Why do smoke detectors come with a radioactivity warning?

Most smoke detectors use an ion chamber that emits a steady stream of ions that get disrupted when smoke is present, setting off the alarm.

Some smoke detectors use a photoelectric sensor instead that detects changes in a light beam when smoke hits it. Unfortunately, these are more expensive, and not as effective as the radioactive “ion chamber” kind.

The radioactive stuff inside is americium, a man-made element discovered in 1945 by scientists working on the atomic bomb. The scientists created the element by bombarding plutonium with neutrons and gave it a patriotic name because there was a war going on.

The americium in your smoke alarm is made out of spent plutonium from nuclear reactors. The radioactivity itself doesn’t seem to be harmful to living things while in your alarm, because the radioactive rays are absorbed by the air and alarm itself.

However, that changes if the americium comes out and gets handled, inhaled, or swallowed.

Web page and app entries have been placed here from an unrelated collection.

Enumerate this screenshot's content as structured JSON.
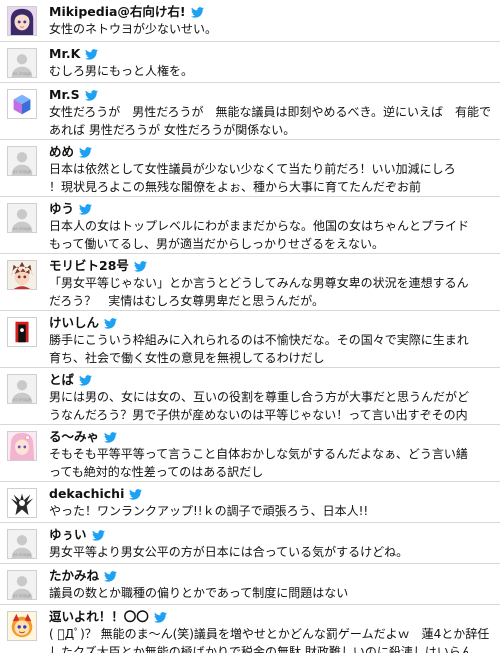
{
  "colors": {
    "bird": "#1da1f2",
    "divider": "#d8d8d8",
    "text": "#111111"
  },
  "icons": {
    "bird": "twitter-bird-icon",
    "avatars": [
      "anime-girl-avatar",
      "no-image-avatar",
      "cube-avatar",
      "no-image-avatar",
      "no-image-avatar",
      "anime-boy-avatar",
      "doorway-avatar",
      "no-image-avatar",
      "pink-hair-avatar",
      "white-figure-avatar",
      "no-image-avatar",
      "no-image-avatar",
      "mascot-avatar"
    ]
  },
  "placeholder_avatar_text": "no image",
  "tweets": [
    {
      "name": "Mikipedia@右向け右!",
      "text": "女性のネトウヨが少ないせい。"
    },
    {
      "name": "Mr.K",
      "text": "むしろ男にもっと人権を。"
    },
    {
      "name": "Mr.S",
      "text": "女性だろうが　男性だろうが　無能な議員は即刻やめるべき。逆にいえば　有能で\nあれば 男性だろうが 女性だろうが関係ない。"
    },
    {
      "name": "めめ",
      "text": "日本は依然として女性議員が少ない少なくて当たり前だろ！いい加減にしろ\n！現状見ろよこの無残な閣僚をよぉ、種から大事に育てたんだぞお前"
    },
    {
      "name": "ゆう",
      "text": "日本人の女はトップレベルにわがままだからな。他国の女はちゃんとプライド\nもって働いてるし、男が適当だからしっかりせざるをえない。"
    },
    {
      "name": "モリビト28号",
      "text": "「男女平等じゃない」とか言うとどうしてみんな男尊女卑の状況を連想するん\nだろう？　実情はむしろ女尊男卑だと思うんだが。"
    },
    {
      "name": "けいしん",
      "text": "勝手にこういう枠組みに入れられるのは不愉快だな。その国々で実際に生まれ\n育ち、社会で働く女性の意見を無視してるわけだし"
    },
    {
      "name": "とば",
      "text": "男には男の、女には女の、互いの役割を尊重し合う方が大事だと思うんだがど\nうなんだろう？男で子供が産めないのは平等じゃない！って言い出すぞその内"
    },
    {
      "name": "る～みゃ",
      "text": "そもそも平等平等って言うこと自体おかしな気がするんだよなぁ、どう言い繕\nっても絶対的な性差ってのはある訳だし"
    },
    {
      "name": "dekachichi",
      "text": "やった！ワンランクアップ!!ｋの調子で頑張ろう、日本人!!"
    },
    {
      "name": "ゆぅい",
      "text": "男女平等より男女公平の方が日本には合っている気がするけどね。"
    },
    {
      "name": "たかみね",
      "text": "議員の数とか職種の偏りとかであって制度に問題はない"
    },
    {
      "name": "逗いよれ！！〇〇",
      "text": "( ﾟДﾟ)？ 無能のま～ん(笑)議員を増やせとかどんな罰ゲームだよｗ　蓮4とか辞任\nしたクズ大臣とか無能の極ばかりで税金の無駄 財政難しいのに殺洟しはいらん"
    }
  ]
}
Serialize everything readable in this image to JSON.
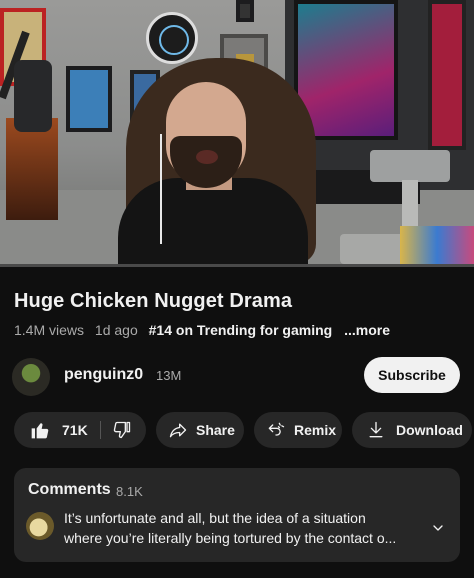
{
  "player": {
    "progress": 0.0
  },
  "video": {
    "title": "Huge Chicken Nugget Drama",
    "views": "1.4M views",
    "age": "1d ago",
    "trending": "#14 on Trending for gaming",
    "more": "...more"
  },
  "channel": {
    "name": "penguinz0",
    "subscribers": "13M",
    "subscribe_label": "Subscribe"
  },
  "actions": {
    "like_count": "71K",
    "share_label": "Share",
    "remix_label": "Remix",
    "download_label": "Download"
  },
  "comments": {
    "title": "Comments",
    "count": "8.1K",
    "top_comment_line1": "It’s unfortunate and all, but the idea of a situation",
    "top_comment_line2": "where you’re literally being tortured by the contact o..."
  },
  "icons": {
    "like": "thumbs-up-icon",
    "dislike": "thumbs-down-icon",
    "share": "share-arrow-icon",
    "remix": "remix-icon",
    "download": "download-icon",
    "expand": "chevron-down-icon"
  },
  "colors": {
    "background": "#0f0f0f",
    "pill": "#272727",
    "text_secondary": "#aaaaaa",
    "subscribe_bg": "#f1f1f1",
    "progress_red": "#ff0000"
  }
}
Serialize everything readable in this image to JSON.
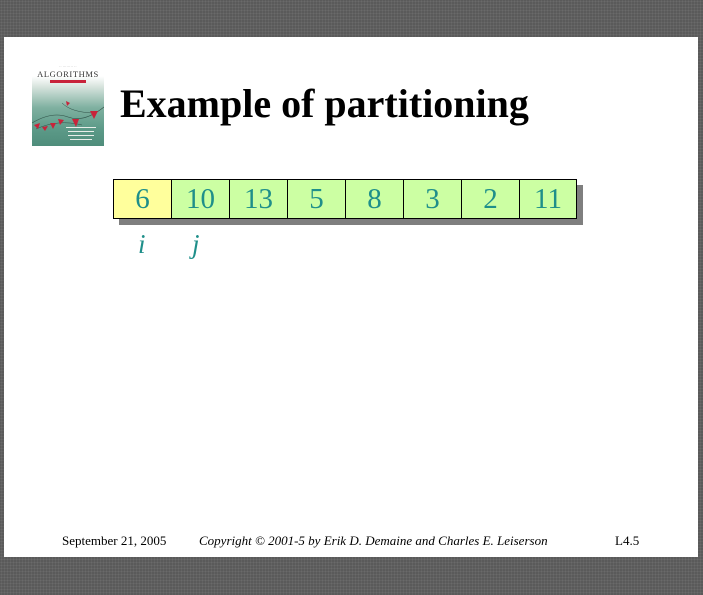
{
  "slide": {
    "title": "Example of partitioning",
    "book_cover": {
      "title": "ALGORITHMS",
      "accent_color": "#c8233a"
    },
    "array": {
      "cells": [
        "6",
        "10",
        "13",
        "5",
        "8",
        "3",
        "2",
        "11"
      ],
      "pivot_color": "#ffff9c",
      "cell_color": "#ccffa3",
      "text_color": "#1f8f8a"
    },
    "pointers": {
      "i": "i",
      "j": "j"
    },
    "footer": {
      "date": "September 21, 2005",
      "copyright": "Copyright © 2001-5 by Erik D. Demaine and Charles E. Leiserson",
      "page": "L4.5"
    }
  }
}
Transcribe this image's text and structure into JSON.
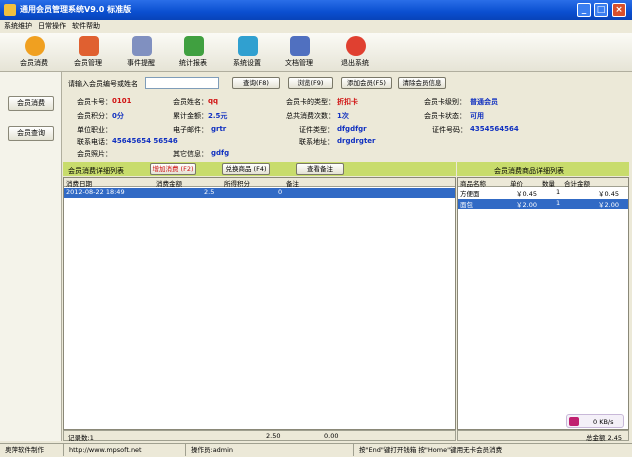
{
  "window": {
    "title": "通用会员管理系统V9.0  标准版"
  },
  "menu": [
    "系统维护",
    "日常操作",
    "软件帮助"
  ],
  "toolbar": [
    {
      "label": "会员消费",
      "icon": "fast-forward-icon",
      "color": "#f0a020"
    },
    {
      "label": "会员管理",
      "icon": "users-icon",
      "color": "#e06030"
    },
    {
      "label": "事件提醒",
      "icon": "notepad-icon",
      "color": "#8090c0"
    },
    {
      "label": "统计报表",
      "icon": "chart-arrow-icon",
      "color": "#40a040"
    },
    {
      "label": "系统设置",
      "icon": "settings-icon",
      "color": "#30a0d0"
    },
    {
      "label": "文档管理",
      "icon": "documents-icon",
      "color": "#5070c0"
    },
    {
      "label": "退出系统",
      "icon": "exit-icon",
      "color": "#e04030"
    }
  ],
  "sidebar": {
    "consume": "会员消费",
    "query": "会员查询"
  },
  "search": {
    "label": "请输入会员编号或姓名",
    "value": "",
    "query_btn": "查询(F8)",
    "browse_btn": "浏览(F9)",
    "add_btn": "添加会员(F5)",
    "clear_btn": "清除会员信息"
  },
  "member": {
    "id_label": "会员卡号：",
    "id": "0101",
    "name_label": "会员姓名：",
    "name": "qq",
    "card_type_label": "会员卡的类型：",
    "card_type": "折扣卡",
    "level_label": "会员卡级别：",
    "level": "普通会员",
    "points_label": "会员积分：",
    "points": "0分",
    "total_label": "累计金额：",
    "total": "2.5元",
    "times_label": "总共消费次数：",
    "times": "1次",
    "status_label": "会员卡状态：",
    "status": "可用",
    "job_label": "单位职业：",
    "job": "",
    "email_label": "电子邮件：",
    "email": "grtr",
    "cert_type_label": "证件类型：",
    "cert_type": "dfgdfgr",
    "cert_no_label": "证件号码：",
    "cert_no": "4354564564",
    "phone_label": "联系电话：",
    "phone": "45645654 56546",
    "address_label": "联系地址：",
    "address": "drgdrgter",
    "photo_label": "会员照片：",
    "other_label": "其它信息：",
    "other": "gdfg"
  },
  "consume_bar": {
    "title": "会员消费详细列表",
    "add_btn": "增加消费 (F2)",
    "exchange_btn": "兑换商品 (F4)",
    "note_btn": "查看备注",
    "right_title": "会员消费商品详细列表"
  },
  "consume_table": {
    "headers": [
      "消费日期",
      "消费金额",
      "所得积分",
      "备注"
    ],
    "rows": [
      {
        "date": "2012-08-22 18:49",
        "amount": "2.5",
        "points": "0",
        "note": ""
      }
    ]
  },
  "goods_table": {
    "headers": [
      "商品名称",
      "单价",
      "数量",
      "合计金额"
    ],
    "rows": [
      {
        "name": "方便面",
        "price": "￥0.45",
        "qty": "1",
        "sum": "￥0.45"
      },
      {
        "name": "面包",
        "price": "￥2.00",
        "qty": "1",
        "sum": "￥2.00"
      }
    ]
  },
  "footer_left": {
    "count": "记录数:1",
    "amount": "2.50",
    "points": "0.00"
  },
  "footer_right": {
    "total": "总金额 2.45"
  },
  "net": {
    "speed": "0 KB/s"
  },
  "status": {
    "maker": "奥萍软件制作",
    "url": "http://www.mpsoft.net",
    "operator": "操作员:admin",
    "hint": "按\"End\"键打开钱箱 按\"Home\"键用无卡会员消费"
  }
}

Discarding smoke detectors into landfills might not be a great idea, since americium has a half-life of 432 years and may have health and environmental consequences down the road.